* [What the task requires]:
Copies of all lines containing the string "structured" are needed from the data below.

Recorded data:
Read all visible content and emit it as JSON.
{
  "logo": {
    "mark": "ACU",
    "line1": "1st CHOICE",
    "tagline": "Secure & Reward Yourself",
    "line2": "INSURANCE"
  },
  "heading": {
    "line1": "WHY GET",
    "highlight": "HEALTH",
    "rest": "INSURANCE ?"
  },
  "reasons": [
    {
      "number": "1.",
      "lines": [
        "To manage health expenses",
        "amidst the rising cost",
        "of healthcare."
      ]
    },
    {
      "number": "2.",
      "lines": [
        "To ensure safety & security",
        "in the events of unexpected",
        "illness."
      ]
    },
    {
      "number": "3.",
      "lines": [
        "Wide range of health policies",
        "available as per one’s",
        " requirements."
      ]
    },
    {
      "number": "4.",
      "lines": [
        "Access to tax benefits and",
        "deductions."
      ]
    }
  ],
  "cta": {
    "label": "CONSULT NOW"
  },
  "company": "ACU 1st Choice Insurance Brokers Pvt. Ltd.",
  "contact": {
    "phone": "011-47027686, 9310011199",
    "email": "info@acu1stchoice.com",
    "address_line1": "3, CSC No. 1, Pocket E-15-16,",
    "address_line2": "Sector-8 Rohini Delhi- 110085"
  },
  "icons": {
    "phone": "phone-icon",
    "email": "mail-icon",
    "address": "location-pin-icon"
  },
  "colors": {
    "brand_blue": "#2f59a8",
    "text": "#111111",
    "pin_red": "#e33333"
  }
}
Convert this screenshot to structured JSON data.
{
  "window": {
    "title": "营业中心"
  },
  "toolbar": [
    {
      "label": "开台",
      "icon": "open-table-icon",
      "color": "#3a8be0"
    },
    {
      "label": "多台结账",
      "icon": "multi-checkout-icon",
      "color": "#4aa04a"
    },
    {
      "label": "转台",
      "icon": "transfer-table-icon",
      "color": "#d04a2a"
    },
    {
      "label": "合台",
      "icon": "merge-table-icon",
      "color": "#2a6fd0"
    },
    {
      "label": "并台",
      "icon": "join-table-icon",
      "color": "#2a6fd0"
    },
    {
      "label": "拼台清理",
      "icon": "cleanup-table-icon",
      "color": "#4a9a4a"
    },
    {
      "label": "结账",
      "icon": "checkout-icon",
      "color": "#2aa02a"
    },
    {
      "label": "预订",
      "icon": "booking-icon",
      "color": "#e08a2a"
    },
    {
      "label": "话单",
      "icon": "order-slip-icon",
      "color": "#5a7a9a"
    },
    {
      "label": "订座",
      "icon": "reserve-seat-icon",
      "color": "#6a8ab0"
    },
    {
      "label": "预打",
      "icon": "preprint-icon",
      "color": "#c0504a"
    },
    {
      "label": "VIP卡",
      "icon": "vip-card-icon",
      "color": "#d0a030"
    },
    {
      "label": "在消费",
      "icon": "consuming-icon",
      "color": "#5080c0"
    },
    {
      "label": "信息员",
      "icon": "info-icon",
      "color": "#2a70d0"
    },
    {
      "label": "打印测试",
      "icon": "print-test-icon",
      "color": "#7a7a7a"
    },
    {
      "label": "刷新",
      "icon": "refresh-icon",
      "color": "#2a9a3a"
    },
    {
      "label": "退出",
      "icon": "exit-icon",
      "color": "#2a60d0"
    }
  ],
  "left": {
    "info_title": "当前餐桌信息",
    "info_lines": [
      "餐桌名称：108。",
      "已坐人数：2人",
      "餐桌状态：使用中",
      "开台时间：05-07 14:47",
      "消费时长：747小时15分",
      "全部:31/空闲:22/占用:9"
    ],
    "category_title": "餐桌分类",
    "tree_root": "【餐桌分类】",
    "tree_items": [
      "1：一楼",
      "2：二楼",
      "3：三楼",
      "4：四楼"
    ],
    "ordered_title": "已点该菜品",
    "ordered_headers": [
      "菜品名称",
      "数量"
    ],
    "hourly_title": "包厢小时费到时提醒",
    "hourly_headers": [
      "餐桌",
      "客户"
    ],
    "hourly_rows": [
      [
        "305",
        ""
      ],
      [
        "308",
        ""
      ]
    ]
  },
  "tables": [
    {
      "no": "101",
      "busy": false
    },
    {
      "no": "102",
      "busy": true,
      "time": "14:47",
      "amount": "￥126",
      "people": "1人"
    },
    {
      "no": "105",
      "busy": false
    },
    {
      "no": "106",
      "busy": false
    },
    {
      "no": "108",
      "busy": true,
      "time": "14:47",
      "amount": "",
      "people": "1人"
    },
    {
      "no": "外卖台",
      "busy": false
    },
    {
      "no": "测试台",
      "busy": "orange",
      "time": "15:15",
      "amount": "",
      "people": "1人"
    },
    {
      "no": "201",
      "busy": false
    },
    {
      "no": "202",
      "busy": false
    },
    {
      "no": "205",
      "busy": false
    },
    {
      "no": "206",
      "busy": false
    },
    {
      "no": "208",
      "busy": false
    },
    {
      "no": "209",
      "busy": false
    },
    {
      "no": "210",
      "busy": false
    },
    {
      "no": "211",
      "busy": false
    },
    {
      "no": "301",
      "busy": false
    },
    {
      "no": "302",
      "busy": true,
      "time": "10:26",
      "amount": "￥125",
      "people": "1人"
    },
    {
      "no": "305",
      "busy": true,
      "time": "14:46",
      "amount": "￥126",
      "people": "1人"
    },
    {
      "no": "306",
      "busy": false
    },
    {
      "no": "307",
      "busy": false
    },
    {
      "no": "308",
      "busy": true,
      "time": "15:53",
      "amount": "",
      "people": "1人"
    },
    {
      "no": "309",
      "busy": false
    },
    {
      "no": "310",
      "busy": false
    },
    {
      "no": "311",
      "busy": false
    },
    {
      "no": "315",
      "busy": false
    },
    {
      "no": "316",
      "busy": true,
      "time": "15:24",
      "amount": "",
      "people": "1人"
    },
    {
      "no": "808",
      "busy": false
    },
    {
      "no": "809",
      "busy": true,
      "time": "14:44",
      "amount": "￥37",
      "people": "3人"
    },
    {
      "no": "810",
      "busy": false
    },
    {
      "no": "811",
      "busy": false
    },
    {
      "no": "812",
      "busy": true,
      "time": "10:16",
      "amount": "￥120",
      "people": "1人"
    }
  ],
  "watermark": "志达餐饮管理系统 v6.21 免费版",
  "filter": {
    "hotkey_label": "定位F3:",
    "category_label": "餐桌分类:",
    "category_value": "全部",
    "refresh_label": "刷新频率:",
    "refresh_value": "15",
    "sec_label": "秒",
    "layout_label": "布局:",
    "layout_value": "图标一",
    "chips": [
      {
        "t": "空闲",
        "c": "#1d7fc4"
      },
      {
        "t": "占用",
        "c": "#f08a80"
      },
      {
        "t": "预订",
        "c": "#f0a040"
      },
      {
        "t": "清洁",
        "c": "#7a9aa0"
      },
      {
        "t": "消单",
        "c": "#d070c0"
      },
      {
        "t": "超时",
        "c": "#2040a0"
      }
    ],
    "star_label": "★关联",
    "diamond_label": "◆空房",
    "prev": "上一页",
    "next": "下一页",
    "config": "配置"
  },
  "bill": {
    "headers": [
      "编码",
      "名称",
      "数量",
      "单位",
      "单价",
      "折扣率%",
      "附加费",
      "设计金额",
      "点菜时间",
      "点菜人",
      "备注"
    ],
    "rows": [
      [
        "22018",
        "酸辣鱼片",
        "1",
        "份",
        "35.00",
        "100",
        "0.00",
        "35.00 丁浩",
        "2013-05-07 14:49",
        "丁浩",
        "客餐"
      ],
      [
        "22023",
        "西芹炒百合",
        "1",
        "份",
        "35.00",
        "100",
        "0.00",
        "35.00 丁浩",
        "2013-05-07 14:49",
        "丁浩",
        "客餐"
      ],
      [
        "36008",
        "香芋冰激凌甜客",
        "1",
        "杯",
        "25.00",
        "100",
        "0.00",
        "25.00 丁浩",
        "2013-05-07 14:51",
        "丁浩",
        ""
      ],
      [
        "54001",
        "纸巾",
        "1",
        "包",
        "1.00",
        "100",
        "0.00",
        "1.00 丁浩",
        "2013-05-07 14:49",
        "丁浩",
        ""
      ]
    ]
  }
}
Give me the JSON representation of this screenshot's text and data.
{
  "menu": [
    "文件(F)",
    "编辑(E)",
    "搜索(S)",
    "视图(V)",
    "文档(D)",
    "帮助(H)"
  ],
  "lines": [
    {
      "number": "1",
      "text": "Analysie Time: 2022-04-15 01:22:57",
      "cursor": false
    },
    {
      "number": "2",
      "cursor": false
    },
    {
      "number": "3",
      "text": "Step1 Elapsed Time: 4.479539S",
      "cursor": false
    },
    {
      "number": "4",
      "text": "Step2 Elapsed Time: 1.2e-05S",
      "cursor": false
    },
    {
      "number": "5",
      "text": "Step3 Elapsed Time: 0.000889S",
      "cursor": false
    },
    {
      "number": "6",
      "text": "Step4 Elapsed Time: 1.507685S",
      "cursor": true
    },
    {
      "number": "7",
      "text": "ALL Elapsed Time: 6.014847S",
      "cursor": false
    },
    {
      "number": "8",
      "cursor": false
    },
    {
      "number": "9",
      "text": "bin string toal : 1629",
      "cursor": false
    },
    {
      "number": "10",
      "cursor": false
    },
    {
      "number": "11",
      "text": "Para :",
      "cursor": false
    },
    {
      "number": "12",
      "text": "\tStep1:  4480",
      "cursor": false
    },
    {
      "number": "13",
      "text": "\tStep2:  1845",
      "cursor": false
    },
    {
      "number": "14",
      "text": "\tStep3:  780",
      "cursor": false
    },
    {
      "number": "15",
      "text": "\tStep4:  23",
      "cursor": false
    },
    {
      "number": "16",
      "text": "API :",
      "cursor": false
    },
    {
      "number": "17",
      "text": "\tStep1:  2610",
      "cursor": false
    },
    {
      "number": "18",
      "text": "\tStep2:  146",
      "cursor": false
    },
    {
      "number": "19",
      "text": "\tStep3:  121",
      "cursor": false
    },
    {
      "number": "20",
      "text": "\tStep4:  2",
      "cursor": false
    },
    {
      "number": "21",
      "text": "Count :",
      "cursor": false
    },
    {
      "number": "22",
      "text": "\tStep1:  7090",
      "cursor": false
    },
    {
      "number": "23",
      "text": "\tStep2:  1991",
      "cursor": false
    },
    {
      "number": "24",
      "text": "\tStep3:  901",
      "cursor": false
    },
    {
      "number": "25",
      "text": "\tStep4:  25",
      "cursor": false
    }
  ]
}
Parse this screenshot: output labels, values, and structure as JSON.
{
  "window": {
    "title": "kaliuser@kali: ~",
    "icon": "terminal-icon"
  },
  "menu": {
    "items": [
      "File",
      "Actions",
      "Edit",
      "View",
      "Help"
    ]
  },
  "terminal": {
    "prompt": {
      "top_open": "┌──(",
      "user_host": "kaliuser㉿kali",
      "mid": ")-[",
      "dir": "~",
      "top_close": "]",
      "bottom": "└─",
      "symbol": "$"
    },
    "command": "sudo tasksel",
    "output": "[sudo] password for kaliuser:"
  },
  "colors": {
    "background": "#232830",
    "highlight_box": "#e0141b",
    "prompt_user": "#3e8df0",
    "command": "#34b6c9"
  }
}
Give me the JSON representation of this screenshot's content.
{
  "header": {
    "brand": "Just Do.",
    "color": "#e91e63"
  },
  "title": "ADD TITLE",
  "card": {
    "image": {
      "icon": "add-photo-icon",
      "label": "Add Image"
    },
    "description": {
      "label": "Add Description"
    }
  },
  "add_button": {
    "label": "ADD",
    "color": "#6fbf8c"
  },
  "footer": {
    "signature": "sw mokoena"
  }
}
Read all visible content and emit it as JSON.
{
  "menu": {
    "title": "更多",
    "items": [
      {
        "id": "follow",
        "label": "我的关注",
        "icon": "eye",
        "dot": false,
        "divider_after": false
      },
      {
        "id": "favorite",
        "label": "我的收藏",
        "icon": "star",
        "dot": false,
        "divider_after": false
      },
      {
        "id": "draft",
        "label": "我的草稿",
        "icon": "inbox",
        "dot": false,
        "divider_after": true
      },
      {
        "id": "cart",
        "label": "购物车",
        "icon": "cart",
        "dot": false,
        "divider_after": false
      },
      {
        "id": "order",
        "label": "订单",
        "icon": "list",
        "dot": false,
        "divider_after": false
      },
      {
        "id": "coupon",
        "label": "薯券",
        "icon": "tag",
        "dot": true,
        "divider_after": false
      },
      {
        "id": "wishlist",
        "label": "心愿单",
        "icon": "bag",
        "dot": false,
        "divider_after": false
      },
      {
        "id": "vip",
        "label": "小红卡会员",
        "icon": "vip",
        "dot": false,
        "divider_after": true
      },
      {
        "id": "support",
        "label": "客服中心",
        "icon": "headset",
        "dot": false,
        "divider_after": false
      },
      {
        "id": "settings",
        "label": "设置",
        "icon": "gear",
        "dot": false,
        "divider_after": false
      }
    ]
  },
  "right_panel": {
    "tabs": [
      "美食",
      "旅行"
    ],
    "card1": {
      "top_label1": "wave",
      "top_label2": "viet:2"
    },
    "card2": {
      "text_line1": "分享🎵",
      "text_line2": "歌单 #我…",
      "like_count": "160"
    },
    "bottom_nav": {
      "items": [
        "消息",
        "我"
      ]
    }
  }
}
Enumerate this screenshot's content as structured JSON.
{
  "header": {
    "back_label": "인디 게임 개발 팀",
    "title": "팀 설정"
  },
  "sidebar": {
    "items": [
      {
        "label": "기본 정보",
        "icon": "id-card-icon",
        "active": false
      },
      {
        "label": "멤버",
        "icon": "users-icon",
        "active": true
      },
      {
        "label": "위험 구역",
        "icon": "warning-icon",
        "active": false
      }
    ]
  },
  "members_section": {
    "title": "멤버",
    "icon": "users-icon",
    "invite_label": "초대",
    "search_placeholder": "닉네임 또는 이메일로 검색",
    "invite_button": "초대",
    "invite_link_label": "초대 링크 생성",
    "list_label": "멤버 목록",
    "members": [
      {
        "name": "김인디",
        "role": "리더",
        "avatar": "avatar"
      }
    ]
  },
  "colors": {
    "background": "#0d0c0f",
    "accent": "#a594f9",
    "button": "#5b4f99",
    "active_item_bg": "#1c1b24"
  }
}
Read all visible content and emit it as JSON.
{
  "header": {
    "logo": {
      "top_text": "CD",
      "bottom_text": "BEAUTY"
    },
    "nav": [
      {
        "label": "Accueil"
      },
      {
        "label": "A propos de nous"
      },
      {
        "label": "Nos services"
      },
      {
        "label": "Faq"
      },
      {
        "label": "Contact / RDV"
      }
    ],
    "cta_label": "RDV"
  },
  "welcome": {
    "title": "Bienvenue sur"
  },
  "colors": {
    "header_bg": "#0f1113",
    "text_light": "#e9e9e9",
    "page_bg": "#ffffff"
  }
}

* [Output for this exercise]:
Convert this screenshot to structured JSON data.
Enumerate this screenshot's content as structured JSON.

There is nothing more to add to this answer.